There are some animals about which it is easy to forget the fact that they have teeth, so that every time they flash their grins, it is as though you are seeing a new animal. Dogs, cats of all kinds, sharks and crocodiles are not among these. Horses, rabbits, fish and geese live toothless in my mind.
Narwhals are among the actually toothless, if you discount their tusks. Inside their mouths, which are shaped in a permanently sweet smile, there are no teeth as we understand teeth to be.
But the males have a long, unicorn-like projection protruding – just off centre – from what might be described as their upper lip. I find them quite festive, like ornaments that should be hung on a Christmas tree. Maybe it’s their wintry, icicle-like tusk. I try to forget that this tusk is a tooth.
In Moby-Dick, Ishmael describes the narwhal as having: “A very picturesque, leopard-like look, being of a milk-white ground colour, dotted with round and oblong spots of black.” He describes the “peculiar horn”, because it is not in the middle, as “giving its owner something analogous to the aspect of a clumsy left-handed man.”
Nobody knows for sure what the beautiful tusk is for.
“It is striking when you think that this animal decided to take all of its tooth-producing energy and put it into one thing [a tusk] that sticks out nine feet into the ocean,” Martin Nweeia, a Harvard dentist told the Smithsonian, where he is a member of the Department of Vertebrate Zoology. “With the amount of energy that it takes to produce that one tusk it could easily have 30 to 40 teeth in its mouth doing other things.”
“Tooth-producing energy”; the idea of teeth “doing other things”. It is all quite a lot to chew on.
In 2014, Nweeia developed a new theory: the tooth is sensitive, a bit like our teeth when we drink ice water. But because of its spiral shape, it seems to be designed to expose the narwhal tusk to the water, rather than protect them. Nweeia believes that the tusks can sense the salinity of water, which helps them to tell whether icebergs are melting, diluting the sea, or forming, which makes it more salty.
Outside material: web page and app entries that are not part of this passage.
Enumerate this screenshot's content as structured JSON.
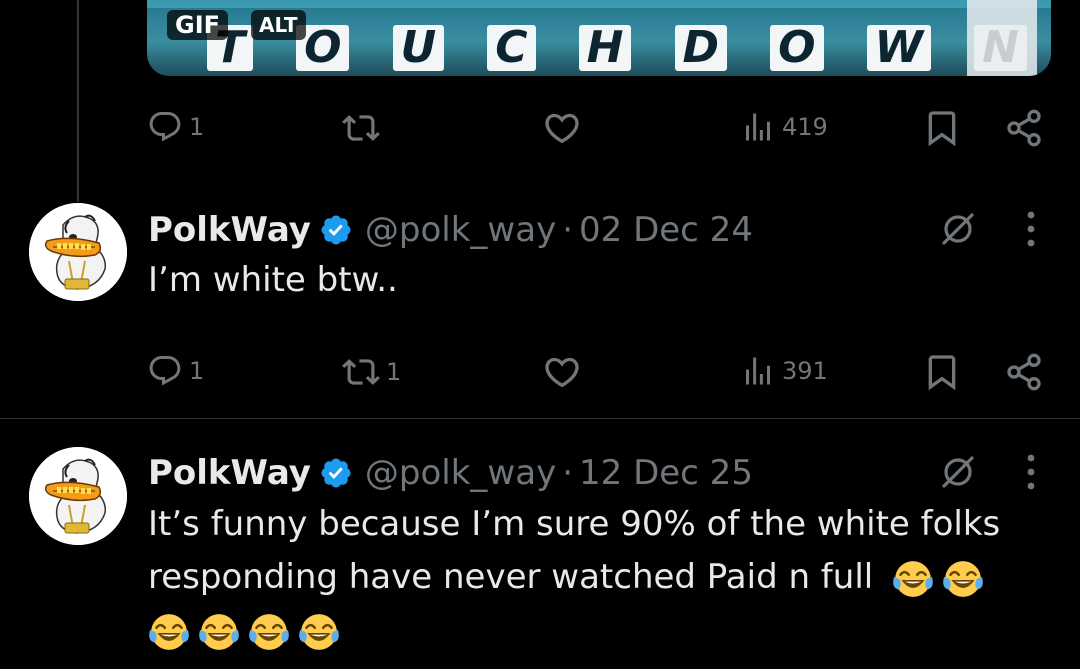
{
  "prev_tweet": {
    "media": {
      "gif_badge": "GIF",
      "alt_badge": "ALT",
      "letters": [
        "T",
        "O",
        "U",
        "C",
        "H",
        "D",
        "O",
        "W",
        "N"
      ]
    },
    "actions": {
      "replies": "1",
      "reposts": "",
      "likes": "",
      "views": "419"
    }
  },
  "tweets": [
    {
      "display_name": "PolkWay",
      "handle": "@polk_way",
      "separator": "·",
      "date": "02 Dec 24",
      "text": "I’m white btw..",
      "actions": {
        "replies": "1",
        "reposts": "1",
        "likes": "",
        "views": "391"
      }
    },
    {
      "display_name": "PolkWay",
      "handle": "@polk_way",
      "separator": "·",
      "date": "12 Dec 25",
      "text_line1": "It’s funny because I’m sure 90% of the white folks",
      "text_line2": "responding have never watched Paid n full",
      "emoji_name": "face-with-tears-of-joy",
      "emoji_count": 6
    }
  ],
  "colors": {
    "background": "#000000",
    "text": "#e7e9ea",
    "secondary": "#71767b",
    "verified": "#1d9bf0",
    "divider": "#2f3336"
  }
}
This tells them whether they need to leave in order to avoid being trapped in the ice.